**What needs to be done**
Write the records out again, unchanged.

**Records for the task**
++++++
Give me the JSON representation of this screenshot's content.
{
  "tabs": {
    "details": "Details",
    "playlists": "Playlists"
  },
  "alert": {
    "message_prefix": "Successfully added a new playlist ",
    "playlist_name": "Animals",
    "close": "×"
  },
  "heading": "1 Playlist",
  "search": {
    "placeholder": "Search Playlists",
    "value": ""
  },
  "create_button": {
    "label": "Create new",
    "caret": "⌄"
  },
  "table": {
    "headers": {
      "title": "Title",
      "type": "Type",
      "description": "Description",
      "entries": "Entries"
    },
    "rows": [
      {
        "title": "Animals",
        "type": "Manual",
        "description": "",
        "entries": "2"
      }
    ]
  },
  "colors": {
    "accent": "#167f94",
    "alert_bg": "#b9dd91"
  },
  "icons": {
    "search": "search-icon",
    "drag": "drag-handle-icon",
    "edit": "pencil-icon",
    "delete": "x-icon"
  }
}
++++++
**Task output**
Give me the JSON representation of this screenshot's content.
{
  "tabs": {
    "details": "Details",
    "playlists": "Playlists"
  },
  "alert": {
    "message_prefix": "Successfully added a new playlist ",
    "playlist_name": "Animals",
    "close": "×"
  },
  "heading": "1 Playlist",
  "search": {
    "placeholder": "Search Playlists",
    "value": ""
  },
  "create_button": {
    "label": "Create new",
    "caret": "⌄"
  },
  "table": {
    "headers": {
      "title": "Title",
      "type": "Type",
      "description": "Description",
      "entries": "Entries"
    },
    "rows": [
      {
        "title": "Animals",
        "type": "Manual",
        "description": "",
        "entries": "2"
      }
    ]
  },
  "colors": {
    "accent": "#167f94",
    "alert_bg": "#b9dd91"
  },
  "icons": {
    "search": "search-icon",
    "drag": "drag-handle-icon",
    "edit": "pencil-icon",
    "delete": "x-icon"
  }
}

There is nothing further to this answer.